Segment Start: Source data

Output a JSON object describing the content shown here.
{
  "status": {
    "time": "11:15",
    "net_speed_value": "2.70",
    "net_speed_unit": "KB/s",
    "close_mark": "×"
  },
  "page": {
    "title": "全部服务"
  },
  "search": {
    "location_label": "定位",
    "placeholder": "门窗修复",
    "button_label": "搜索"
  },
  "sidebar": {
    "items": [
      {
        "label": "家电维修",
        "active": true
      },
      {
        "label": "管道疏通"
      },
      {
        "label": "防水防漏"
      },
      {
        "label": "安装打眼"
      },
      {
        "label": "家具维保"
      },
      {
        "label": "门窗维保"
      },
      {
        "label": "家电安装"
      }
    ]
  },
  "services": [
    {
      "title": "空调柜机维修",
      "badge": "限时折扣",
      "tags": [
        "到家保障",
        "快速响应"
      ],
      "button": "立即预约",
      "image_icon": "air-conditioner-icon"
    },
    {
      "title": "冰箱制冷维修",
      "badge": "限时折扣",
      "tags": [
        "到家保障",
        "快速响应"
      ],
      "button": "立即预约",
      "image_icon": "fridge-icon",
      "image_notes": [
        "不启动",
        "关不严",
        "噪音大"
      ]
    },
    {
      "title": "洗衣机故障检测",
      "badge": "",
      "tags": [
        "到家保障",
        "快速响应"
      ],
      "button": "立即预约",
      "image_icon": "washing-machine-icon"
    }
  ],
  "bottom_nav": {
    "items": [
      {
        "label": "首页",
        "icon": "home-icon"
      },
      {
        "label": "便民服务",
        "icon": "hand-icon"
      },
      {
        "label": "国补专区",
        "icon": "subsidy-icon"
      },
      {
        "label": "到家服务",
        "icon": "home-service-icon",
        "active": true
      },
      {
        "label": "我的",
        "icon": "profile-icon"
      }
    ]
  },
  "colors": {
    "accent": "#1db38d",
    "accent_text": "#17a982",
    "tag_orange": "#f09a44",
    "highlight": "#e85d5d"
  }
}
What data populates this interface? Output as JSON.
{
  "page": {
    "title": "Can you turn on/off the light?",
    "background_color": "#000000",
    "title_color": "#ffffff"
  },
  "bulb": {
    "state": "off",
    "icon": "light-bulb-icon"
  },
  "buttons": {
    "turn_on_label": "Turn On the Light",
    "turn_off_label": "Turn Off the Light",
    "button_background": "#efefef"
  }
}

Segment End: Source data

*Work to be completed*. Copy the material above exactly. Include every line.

*Answer to the exercise*.
Output a JSON object describing the content shown here.
{
  "status": {
    "time": "11:15",
    "net_speed_value": "2.70",
    "net_speed_unit": "KB/s",
    "close_mark": "×"
  },
  "page": {
    "title": "全部服务"
  },
  "search": {
    "location_label": "定位",
    "placeholder": "门窗修复",
    "button_label": "搜索"
  },
  "sidebar": {
    "items": [
      {
        "label": "家电维修",
        "active": true
      },
      {
        "label": "管道疏通"
      },
      {
        "label": "防水防漏"
      },
      {
        "label": "安装打眼"
      },
      {
        "label": "家具维保"
      },
      {
        "label": "门窗维保"
      },
      {
        "label": "家电安装"
      }
    ]
  },
  "services": [
    {
      "title": "空调柜机维修",
      "badge": "限时折扣",
      "tags": [
        "到家保障",
        "快速响应"
      ],
      "button": "立即预约",
      "image_icon": "air-conditioner-icon"
    },
    {
      "title": "冰箱制冷维修",
      "badge": "限时折扣",
      "tags": [
        "到家保障",
        "快速响应"
      ],
      "button": "立即预约",
      "image_icon": "fridge-icon",
      "image_notes": [
        "不启动",
        "关不严",
        "噪音大"
      ]
    },
    {
      "title": "洗衣机故障检测",
      "badge": "",
      "tags": [
        "到家保障",
        "快速响应"
      ],
      "button": "立即预约",
      "image_icon": "washing-machine-icon"
    }
  ],
  "bottom_nav": {
    "items": [
      {
        "label": "首页",
        "icon": "home-icon"
      },
      {
        "label": "便民服务",
        "icon": "hand-icon"
      },
      {
        "label": "国补专区",
        "icon": "subsidy-icon"
      },
      {
        "label": "到家服务",
        "icon": "home-service-icon",
        "active": true
      },
      {
        "label": "我的",
        "icon": "profile-icon"
      }
    ]
  },
  "colors": {
    "accent": "#1db38d",
    "accent_text": "#17a982",
    "tag_orange": "#f09a44",
    "highlight": "#e85d5d"
  }
}
What data populates this interface? Output as JSON.
{
  "page": {
    "title": "Can you turn on/off the light?",
    "background_color": "#000000",
    "title_color": "#ffffff"
  },
  "bulb": {
    "state": "off",
    "icon": "light-bulb-icon"
  },
  "buttons": {
    "turn_on_label": "Turn On the Light",
    "turn_off_label": "Turn Off the Light",
    "button_background": "#efefef"
  }
}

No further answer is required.